Merritt Carey, Sternman

Merritt grew up spending summers in Tenants Harbor, a small fishing village on the western edge of Penobscot Bay. “My father was a college professor, we would land in Tenants Harbor in May and leave in September. I was an only child and I spent a lot of time down at the shore, hunting for crabs or tooling around in a skiff by myself,” Merritt recalls.

Merritt’s first job was delivering freshly cooked lobster to cruising boats in the harbor. “My father had given me a 13ft Boston Whaler when I was about 9, but he made sure I was going to earn some money with it. So I began working for Mrs. Miller, who ran Cod End, a fish market which also served cooked lobsters.

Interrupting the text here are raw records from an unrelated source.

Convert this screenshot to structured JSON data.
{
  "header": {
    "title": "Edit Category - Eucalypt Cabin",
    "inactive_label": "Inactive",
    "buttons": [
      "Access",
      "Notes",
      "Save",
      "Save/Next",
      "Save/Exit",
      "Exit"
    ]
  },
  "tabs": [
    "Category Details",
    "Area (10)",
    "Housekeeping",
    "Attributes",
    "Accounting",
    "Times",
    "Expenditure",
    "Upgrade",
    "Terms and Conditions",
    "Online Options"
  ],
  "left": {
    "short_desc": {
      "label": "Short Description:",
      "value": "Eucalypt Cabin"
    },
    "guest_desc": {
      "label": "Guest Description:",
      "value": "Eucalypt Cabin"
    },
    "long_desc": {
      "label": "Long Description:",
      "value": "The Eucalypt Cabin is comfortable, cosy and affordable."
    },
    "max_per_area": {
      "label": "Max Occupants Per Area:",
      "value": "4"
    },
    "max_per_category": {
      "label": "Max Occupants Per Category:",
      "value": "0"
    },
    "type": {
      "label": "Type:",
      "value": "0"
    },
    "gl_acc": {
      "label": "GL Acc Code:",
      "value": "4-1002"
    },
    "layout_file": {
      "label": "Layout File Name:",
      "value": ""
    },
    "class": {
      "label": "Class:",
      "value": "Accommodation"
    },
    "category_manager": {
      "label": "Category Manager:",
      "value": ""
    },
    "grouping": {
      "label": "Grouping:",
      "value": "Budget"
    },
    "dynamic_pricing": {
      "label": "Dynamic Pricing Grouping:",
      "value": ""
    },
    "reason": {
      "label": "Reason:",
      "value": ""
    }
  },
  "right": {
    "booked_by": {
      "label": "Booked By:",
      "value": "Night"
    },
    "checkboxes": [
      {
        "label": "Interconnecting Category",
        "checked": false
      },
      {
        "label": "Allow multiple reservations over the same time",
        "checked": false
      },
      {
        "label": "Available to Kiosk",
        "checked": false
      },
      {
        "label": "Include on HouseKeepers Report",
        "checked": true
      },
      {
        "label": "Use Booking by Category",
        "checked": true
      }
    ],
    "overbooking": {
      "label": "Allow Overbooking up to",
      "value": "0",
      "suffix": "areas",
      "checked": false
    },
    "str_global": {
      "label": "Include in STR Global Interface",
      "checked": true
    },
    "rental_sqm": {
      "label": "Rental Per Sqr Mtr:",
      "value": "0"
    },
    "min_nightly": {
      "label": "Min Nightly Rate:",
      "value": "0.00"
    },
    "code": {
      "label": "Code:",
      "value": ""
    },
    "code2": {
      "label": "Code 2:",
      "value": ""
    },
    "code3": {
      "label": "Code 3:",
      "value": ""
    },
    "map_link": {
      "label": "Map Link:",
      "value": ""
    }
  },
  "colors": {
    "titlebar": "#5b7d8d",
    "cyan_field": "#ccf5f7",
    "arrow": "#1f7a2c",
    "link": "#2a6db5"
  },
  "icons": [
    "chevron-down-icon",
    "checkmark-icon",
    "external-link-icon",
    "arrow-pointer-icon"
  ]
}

Each evening I would go out and take orders from boats in the harbor, come back in give my orders to Mrs. Miller, she would cook them up and I would deliver them. We did lobsters, steamers, mussels, all in waxed brown paper bags, they would still be steaming hot when I delivered them. I had a lot of happy customers and I made a lot of money. It was probably the best job I ever had!”  It was working for Mrs. Miller that Merritt met the rest of the Miller family, Red, her husband, and their 9 children, the boys all fishermen.

Merritt attended Brown University and then, facing a dismal job market, and with itchy feet, jumped aboard a sailboat headed to Antigua. Merritt wound up sailing on the second all-female team to compete in the Whitbread Around the World Ocean Race (now the Volvo Ocean Challenge), and was then selected to be a member of the first all-female America’s Cup team. “I was the youngest member of both teams, the bowman and rigger, I spent a lot of time getting beat up – either up the mast or at the pointy end of the boat.” Following her sailing adventures, Merritt settled in New Zealand where she enrolled in law school.

After a few years in New Zealand, Merritt returned home and finished her law degree at University of Maine School of Law. “After all my travels and time away; I wanted to come home, back to Maine.  I like to tell people: I’ve been all around the world and I can say Maine is the best place on earth.”

Merritt practiced law for a few years and then went out on her own as a consultant; over time her consulting practice increasingly involved fisheries and rural economic development. A few years ago, hauling with Peter Miller, one of Mrs. Miller’s sons, for a piece she was writing for the MLMC, Merritt learned there was a possibility of the Miller family wharf (where she had worked as a girl) being sold. “I knew enough about rural economic development to know a locally owned wharf would be better for the community and knew the Millers well enough to have a conversation.”  One thing led to another and, with other local fishermen in the area, and Luke Holden from Luke’s Lobsters, we formed the Tenants Harbor Fisherman’s Co-op; a vertically integrated co-op that works collaboratively with its downstream partners, Cape Seafood and Luke’s Lobster. “My work with the co-op is in many ways the same thing I did all those years ago with Mrs. Miller; delivering lobster directly from the fishermen to consumers; it’s just scaled up a bit.”

Merritt lives in Yarmouth, Maine with her husband and three children (Liam, 15, Madeleine, 10 and Grace, 7); the two older kids lobster-fish in the summer. “We’re lucky enough to spend our summers in Tenants Harbor, like I did when I was a girl,” Merritt reflects.  Merritt recently took a position as Director of Maine Operations for Acadian Seaplants, a Canadian Company that harvests rockweed. “This job keeps me down by the shore where I’m happiest. I try to get out hauling whenever I can; I’m at my best working on the water.”